-- Extracted material follows --
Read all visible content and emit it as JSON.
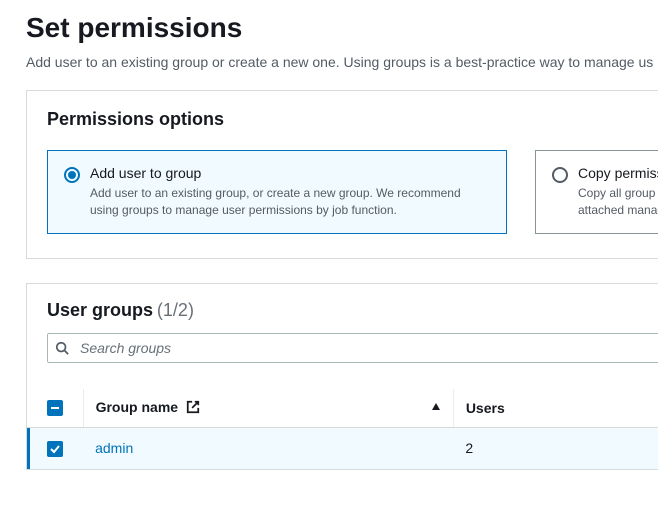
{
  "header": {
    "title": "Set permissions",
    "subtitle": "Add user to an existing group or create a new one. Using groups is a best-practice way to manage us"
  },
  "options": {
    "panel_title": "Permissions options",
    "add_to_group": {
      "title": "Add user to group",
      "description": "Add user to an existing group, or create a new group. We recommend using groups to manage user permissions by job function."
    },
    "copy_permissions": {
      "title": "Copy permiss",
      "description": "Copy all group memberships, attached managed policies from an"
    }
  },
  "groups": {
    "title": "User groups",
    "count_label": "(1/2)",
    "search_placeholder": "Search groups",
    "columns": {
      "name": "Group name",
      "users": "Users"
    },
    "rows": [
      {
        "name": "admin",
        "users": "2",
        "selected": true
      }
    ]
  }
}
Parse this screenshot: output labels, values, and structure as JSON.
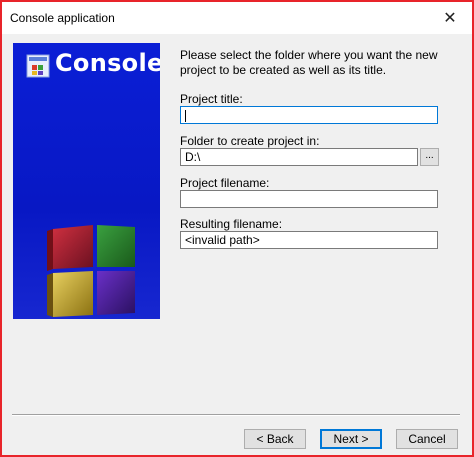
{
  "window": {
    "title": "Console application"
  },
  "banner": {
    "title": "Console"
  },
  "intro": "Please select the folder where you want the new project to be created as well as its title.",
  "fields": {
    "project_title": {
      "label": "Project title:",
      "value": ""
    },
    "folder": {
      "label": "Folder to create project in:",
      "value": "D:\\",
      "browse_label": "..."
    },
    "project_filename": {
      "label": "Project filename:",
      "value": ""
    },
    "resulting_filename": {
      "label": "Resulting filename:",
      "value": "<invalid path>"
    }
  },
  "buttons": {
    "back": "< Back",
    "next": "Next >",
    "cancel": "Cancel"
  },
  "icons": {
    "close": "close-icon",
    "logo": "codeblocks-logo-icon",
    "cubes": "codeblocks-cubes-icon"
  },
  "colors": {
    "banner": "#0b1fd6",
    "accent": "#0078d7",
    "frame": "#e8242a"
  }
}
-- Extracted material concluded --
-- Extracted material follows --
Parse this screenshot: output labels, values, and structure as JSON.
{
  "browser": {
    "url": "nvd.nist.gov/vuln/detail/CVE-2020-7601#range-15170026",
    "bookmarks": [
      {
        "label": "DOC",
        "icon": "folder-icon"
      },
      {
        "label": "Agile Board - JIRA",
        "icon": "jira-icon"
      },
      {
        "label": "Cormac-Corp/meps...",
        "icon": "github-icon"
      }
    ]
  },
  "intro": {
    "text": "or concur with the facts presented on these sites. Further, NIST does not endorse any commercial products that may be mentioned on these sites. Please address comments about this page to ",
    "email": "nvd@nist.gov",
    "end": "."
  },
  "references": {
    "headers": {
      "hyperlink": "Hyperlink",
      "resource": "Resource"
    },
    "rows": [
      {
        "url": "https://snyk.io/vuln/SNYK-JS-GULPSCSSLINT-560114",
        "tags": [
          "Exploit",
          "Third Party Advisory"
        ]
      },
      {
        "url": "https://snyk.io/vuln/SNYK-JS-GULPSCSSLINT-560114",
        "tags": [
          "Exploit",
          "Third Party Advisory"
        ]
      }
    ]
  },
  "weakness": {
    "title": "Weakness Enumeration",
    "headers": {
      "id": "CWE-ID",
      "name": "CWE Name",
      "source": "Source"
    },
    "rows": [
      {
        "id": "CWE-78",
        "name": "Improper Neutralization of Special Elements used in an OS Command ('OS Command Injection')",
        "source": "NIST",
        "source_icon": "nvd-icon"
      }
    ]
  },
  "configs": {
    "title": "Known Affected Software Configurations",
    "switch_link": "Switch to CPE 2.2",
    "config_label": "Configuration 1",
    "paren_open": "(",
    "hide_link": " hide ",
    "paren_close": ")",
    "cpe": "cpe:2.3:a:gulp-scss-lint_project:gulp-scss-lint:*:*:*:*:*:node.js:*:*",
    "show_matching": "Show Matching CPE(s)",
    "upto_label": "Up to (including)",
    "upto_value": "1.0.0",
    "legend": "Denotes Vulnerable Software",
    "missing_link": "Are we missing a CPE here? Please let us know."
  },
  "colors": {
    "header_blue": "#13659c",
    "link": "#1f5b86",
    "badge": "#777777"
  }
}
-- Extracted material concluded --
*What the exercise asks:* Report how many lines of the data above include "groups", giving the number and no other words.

*Expected answer:* 5